Mission

  • Education
  • Community
  • Scholarship
  • Inclusion

About HUNAP

Featured Courses

HIST 1015 Native American Women: History and Myth

Semester: 

Spring

Offered: 

2021

Tiya Miles
Teaching Fellow: Sarah Sadlier
Tuesday/Thursday, 1:30 PM - 2:45 PM ET

This combined lecture/discussion course explores histories of women from diverse Indigenous nations within the current boundaries of the United States. The course traces multiple themes that intersect Native women’s lives: concepts of family and intimate relationships; spiritual understandings and notions of tradition; gender roles and cross-cultural gender difference; processes and kinds of colonialism, conceptions of land and effects of land dispossession; cultural negotiation, change, and...

Read more about HIST 1015 Native American Women: History and Myth

HIST 97P "What is Indigenous History?"

Semester: 

Spring

Offered: 

2021

Phil Deloria
Sophomore Tutorial, History Department
Wednesdays, 12:00 PM - 12:45 PM ET

What is it to be Indigenous?  Is indigeneity a contemporary political formation, the product of centuries of colonial and imperial incursions into the lands of others?  Is it an aboriginal, autochthonous presence that has existed from ancient time, with a continuity based on both survival and self-possession?  Or something else entirely?  While many first peoples prefer culturally specific identities over the general term indigenous, others embrace Indigeneity...

Read more about HIST 97P "What is Indigenous History?"

GOV 1338 Institutional Development in Native America

Semester: 

Spring

Offered: 

2021

Dan Carpenter
Mondays/Wednesdays, 12:00 PM - 1:15 PM ET

Examines the challenges and strategies of advocacy, sovereignty building and institutional development among Native Nations in the U.S.  Includes engaged scholarship working with Native Nations on these issues.

More Courses

Follow Us

858260457cd26dab60cff87ee5e18eed

Fellowships, Scholarships and Grants

HUNAP 50th Anniversary

50th Anniversary

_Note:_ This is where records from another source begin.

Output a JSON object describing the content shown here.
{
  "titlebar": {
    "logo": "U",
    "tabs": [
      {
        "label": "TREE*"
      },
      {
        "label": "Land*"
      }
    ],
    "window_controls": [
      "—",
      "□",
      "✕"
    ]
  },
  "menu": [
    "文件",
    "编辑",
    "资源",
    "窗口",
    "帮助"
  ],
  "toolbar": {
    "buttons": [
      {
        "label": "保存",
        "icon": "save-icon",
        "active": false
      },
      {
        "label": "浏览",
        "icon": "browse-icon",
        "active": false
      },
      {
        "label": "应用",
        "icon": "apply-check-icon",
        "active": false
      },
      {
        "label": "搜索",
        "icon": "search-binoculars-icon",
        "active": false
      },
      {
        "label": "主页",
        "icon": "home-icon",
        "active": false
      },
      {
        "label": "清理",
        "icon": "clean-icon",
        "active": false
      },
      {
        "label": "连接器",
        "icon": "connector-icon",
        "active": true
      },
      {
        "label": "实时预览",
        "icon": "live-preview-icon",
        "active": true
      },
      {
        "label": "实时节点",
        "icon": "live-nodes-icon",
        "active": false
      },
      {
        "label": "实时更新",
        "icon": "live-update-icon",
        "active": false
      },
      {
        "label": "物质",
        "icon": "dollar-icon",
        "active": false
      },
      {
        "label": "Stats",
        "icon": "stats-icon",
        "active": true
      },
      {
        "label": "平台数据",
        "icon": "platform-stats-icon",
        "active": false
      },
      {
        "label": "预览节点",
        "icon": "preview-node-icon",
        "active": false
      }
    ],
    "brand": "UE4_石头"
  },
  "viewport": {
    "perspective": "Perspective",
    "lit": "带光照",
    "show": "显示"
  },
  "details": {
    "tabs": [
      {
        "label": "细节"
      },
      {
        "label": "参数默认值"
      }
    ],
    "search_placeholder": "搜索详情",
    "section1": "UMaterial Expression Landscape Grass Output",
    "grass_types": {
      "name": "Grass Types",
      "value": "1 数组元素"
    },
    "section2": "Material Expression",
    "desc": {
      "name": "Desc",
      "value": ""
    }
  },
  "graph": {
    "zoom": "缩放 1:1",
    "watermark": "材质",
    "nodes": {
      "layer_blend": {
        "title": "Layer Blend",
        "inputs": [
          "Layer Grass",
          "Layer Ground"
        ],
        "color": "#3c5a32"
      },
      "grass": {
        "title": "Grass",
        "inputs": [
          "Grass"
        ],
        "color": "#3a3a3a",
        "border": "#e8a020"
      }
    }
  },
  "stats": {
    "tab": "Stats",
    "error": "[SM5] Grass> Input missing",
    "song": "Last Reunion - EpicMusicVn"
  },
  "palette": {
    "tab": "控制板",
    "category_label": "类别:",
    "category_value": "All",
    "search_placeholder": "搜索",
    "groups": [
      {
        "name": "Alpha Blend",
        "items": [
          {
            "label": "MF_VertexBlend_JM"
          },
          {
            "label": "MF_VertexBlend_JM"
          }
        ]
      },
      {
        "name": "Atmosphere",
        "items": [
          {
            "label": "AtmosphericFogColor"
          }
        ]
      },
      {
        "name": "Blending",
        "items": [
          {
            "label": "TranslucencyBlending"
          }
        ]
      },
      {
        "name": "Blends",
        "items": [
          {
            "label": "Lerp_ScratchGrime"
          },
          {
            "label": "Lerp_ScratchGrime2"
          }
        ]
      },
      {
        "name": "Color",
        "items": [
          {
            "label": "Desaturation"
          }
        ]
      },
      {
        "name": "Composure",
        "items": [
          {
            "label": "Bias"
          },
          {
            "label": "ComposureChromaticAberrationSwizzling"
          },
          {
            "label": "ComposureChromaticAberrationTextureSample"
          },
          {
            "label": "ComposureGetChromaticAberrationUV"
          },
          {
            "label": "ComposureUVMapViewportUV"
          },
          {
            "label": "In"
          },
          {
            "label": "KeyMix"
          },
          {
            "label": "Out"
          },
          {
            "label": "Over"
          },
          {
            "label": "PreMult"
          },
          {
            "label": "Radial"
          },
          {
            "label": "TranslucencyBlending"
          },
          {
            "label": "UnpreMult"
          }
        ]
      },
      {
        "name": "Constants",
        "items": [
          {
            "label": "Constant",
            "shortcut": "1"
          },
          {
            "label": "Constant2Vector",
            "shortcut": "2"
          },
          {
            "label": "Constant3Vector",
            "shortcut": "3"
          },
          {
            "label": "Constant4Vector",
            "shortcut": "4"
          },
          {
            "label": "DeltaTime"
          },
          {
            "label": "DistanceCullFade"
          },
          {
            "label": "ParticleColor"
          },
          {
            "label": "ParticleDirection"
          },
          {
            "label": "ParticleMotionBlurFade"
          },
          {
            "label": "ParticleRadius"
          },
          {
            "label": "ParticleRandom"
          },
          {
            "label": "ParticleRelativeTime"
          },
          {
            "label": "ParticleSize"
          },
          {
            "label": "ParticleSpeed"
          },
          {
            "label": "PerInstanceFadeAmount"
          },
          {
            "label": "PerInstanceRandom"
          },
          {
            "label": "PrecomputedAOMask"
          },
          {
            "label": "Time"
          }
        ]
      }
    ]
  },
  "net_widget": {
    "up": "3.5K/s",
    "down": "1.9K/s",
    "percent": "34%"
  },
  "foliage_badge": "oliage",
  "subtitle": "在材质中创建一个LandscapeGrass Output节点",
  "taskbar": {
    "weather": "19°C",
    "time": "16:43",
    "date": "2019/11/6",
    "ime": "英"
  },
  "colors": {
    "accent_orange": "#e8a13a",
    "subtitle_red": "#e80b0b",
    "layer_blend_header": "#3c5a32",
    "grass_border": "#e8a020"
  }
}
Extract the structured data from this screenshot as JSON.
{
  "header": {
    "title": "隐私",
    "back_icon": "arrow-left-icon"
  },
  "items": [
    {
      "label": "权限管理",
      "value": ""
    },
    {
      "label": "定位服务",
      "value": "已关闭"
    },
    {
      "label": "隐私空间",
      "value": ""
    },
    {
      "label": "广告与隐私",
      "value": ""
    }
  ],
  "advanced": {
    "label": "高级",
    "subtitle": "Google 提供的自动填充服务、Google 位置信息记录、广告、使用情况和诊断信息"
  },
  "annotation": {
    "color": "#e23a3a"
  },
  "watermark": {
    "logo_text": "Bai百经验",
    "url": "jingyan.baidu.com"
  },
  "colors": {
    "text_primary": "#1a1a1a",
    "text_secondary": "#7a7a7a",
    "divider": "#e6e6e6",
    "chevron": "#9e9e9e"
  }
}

HUNAP turns 50 in 2020! Originally established in 1970 as the American Indian Program (AIP), the Harvard University Native American Program (HUNAP) has served as a home to the Indigenous community on campus for decades while also serving as a scholarly resource and advocate for Indigenous issues inside and outside of Harvard University.

Learn More About HUNAP@50 Countdown